- Your assignment -
Only lines that contain the string "this" should be returned from the material below.

┌──

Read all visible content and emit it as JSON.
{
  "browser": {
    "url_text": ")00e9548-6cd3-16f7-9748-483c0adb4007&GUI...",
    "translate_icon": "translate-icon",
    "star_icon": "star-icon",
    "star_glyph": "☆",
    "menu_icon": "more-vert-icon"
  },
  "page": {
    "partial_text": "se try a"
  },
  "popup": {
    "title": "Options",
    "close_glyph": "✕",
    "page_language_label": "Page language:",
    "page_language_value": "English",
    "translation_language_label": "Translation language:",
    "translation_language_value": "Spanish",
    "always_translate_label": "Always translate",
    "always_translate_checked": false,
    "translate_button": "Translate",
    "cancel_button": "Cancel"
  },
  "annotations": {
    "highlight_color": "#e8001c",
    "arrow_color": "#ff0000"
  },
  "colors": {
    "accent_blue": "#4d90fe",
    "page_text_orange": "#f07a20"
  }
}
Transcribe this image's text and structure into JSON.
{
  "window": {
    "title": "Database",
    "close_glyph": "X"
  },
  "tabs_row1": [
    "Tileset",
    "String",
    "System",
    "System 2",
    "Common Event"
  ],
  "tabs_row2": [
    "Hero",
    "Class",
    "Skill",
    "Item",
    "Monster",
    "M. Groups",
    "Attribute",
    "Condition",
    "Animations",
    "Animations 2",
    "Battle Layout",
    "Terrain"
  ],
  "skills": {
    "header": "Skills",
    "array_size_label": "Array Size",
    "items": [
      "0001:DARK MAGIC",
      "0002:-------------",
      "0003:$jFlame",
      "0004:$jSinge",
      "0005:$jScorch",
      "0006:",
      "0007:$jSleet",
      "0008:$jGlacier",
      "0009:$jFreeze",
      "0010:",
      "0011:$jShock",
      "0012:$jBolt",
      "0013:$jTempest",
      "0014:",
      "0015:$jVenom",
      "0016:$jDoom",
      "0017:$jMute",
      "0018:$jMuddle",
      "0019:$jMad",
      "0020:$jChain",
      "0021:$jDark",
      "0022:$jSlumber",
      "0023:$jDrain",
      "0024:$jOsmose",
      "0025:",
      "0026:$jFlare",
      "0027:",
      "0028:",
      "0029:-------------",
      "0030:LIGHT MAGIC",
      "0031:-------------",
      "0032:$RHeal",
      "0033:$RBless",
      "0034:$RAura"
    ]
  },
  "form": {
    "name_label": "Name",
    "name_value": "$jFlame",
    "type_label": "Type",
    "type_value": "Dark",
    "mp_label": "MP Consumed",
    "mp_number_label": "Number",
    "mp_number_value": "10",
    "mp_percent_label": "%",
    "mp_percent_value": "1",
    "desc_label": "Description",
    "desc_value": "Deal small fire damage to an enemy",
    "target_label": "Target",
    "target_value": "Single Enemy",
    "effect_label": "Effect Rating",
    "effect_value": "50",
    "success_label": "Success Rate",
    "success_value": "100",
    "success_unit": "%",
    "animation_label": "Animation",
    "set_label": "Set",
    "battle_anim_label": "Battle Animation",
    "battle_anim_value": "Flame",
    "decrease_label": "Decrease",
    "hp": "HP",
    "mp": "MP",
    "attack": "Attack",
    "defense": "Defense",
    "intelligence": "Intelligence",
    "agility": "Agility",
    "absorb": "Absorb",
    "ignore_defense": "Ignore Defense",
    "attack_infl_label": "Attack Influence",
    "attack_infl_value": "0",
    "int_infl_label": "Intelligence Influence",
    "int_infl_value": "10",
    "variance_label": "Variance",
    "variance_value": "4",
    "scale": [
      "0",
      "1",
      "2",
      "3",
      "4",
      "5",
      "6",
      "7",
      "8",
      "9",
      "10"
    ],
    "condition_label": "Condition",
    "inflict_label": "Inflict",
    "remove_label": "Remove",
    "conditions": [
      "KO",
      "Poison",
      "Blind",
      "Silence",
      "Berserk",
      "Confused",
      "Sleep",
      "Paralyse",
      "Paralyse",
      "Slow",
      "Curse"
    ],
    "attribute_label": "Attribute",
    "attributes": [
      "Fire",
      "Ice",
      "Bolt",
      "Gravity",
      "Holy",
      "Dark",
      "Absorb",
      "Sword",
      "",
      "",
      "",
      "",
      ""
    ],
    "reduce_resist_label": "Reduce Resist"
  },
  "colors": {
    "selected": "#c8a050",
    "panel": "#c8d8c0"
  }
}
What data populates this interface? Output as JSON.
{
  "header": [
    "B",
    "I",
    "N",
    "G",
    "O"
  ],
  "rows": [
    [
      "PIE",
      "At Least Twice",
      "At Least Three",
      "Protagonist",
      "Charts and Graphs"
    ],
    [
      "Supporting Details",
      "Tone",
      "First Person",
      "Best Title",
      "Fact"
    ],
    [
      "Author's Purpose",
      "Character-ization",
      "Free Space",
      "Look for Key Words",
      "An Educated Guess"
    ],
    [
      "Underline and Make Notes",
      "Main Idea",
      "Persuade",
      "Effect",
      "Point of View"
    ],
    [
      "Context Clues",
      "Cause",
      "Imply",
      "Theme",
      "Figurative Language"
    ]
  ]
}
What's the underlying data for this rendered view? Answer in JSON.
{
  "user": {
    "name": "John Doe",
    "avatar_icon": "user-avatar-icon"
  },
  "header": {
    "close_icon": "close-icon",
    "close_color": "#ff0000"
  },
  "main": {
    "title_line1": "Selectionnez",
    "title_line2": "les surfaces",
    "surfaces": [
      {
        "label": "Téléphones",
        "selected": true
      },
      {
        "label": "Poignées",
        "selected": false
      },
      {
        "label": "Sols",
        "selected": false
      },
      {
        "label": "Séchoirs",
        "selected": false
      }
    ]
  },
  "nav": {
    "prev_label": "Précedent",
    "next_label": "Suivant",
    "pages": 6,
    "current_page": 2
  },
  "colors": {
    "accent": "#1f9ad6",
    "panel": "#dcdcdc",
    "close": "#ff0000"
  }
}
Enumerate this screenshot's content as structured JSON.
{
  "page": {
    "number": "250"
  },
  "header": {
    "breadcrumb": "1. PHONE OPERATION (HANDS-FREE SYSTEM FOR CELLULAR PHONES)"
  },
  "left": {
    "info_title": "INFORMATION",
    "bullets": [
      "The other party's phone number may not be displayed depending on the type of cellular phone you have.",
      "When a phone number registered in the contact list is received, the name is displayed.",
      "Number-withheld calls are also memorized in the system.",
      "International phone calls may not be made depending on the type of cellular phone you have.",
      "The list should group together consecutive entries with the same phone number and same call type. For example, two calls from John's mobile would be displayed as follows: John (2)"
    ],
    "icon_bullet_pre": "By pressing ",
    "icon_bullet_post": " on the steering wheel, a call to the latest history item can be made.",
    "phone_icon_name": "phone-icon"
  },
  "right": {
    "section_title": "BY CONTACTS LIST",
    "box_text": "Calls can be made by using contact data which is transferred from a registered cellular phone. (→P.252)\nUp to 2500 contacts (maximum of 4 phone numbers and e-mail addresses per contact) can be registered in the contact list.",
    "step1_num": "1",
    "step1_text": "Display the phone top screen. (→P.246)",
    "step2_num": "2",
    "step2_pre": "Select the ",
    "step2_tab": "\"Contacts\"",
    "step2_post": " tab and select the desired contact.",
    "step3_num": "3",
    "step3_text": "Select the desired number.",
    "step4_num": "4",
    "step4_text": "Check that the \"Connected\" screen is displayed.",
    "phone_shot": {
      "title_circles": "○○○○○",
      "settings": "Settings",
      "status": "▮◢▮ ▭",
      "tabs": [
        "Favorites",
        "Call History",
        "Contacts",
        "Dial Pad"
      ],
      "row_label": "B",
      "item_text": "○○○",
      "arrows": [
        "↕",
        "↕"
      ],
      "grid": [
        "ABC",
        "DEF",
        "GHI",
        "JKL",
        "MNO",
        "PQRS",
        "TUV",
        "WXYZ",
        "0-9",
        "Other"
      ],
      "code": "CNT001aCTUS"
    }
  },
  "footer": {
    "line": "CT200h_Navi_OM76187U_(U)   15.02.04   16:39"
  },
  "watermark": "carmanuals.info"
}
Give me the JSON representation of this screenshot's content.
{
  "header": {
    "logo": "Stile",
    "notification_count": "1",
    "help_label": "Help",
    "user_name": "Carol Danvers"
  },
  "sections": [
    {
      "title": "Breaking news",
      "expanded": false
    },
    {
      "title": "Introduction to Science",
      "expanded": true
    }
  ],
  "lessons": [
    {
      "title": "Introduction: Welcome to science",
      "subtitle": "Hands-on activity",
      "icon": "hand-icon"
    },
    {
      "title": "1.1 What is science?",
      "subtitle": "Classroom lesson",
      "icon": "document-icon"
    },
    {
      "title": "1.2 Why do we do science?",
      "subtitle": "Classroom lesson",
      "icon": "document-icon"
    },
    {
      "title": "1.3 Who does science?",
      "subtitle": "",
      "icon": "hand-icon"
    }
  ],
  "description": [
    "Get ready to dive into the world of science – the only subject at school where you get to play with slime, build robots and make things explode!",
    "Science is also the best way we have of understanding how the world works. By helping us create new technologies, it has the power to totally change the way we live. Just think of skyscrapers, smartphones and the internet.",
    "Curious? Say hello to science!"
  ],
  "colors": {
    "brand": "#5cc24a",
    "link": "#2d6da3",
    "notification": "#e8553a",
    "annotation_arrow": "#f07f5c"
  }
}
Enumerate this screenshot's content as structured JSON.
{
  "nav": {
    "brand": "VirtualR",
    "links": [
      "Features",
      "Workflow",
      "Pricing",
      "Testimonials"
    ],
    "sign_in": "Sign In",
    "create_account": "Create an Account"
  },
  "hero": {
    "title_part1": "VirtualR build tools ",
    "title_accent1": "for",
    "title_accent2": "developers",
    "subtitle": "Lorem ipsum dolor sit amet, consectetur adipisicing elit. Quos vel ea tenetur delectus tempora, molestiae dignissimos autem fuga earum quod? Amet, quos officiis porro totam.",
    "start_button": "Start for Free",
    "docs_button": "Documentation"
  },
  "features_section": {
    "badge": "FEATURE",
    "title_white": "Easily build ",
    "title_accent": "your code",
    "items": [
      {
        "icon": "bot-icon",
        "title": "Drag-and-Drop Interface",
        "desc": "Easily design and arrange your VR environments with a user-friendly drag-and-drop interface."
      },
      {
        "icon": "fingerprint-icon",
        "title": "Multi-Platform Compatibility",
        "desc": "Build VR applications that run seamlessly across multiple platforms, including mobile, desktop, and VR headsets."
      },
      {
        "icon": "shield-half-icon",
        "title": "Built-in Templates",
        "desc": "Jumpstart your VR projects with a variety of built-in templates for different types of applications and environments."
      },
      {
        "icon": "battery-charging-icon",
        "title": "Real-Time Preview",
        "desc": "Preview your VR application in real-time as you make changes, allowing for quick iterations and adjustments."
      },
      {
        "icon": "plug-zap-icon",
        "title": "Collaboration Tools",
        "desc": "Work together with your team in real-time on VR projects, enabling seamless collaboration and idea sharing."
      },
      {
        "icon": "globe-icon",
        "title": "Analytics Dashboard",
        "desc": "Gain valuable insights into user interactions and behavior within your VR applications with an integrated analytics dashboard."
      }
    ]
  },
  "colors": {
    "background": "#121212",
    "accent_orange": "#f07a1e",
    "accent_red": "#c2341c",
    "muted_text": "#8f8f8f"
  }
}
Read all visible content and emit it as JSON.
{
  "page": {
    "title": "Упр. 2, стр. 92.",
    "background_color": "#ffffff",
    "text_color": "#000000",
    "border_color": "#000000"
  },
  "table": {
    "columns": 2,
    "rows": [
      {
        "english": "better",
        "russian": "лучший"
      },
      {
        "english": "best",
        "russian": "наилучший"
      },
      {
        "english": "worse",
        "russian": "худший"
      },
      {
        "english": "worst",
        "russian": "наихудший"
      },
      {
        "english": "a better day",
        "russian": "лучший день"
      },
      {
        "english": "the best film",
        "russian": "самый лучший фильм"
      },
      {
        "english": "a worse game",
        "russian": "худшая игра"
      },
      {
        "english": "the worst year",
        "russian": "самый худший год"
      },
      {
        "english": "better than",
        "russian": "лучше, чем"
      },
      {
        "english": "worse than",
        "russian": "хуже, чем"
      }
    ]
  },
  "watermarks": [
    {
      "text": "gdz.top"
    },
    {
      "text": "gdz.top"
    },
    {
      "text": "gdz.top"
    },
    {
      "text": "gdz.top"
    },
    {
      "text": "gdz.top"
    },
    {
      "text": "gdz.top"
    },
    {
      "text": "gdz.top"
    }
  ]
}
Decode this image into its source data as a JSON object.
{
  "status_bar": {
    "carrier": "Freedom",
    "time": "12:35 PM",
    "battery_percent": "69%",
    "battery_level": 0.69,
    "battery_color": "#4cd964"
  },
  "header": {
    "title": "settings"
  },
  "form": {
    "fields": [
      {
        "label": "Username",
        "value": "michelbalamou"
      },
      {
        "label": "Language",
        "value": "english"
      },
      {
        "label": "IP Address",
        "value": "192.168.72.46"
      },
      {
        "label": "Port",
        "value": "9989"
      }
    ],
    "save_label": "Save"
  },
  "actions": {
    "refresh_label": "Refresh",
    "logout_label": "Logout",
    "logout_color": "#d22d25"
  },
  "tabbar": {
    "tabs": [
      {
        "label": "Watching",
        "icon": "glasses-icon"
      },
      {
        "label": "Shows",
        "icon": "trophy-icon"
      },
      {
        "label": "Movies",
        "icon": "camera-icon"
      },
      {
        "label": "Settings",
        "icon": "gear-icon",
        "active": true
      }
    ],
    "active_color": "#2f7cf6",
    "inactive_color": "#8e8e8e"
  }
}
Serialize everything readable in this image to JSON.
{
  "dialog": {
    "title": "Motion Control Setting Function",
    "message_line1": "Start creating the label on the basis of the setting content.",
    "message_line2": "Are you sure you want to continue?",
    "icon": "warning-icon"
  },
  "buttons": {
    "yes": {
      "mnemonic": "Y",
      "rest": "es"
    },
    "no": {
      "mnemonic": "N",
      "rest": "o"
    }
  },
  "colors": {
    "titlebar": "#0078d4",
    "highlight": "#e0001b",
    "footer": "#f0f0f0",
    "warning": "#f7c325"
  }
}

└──

- Response area -
Transcribe this image's text and structure into JSON.
What data populates this interface? Output as JSON.
What's the underlying data for this rendered view? Answer in JSON.
Enumerate this screenshot's content as structured JSON.
Give me the JSON representation of this screenshot's content.
Enumerate this screenshot's content as structured JSON.
Decode this image into its source data as a JSON object.
Serialize everything readable in this image to JSON.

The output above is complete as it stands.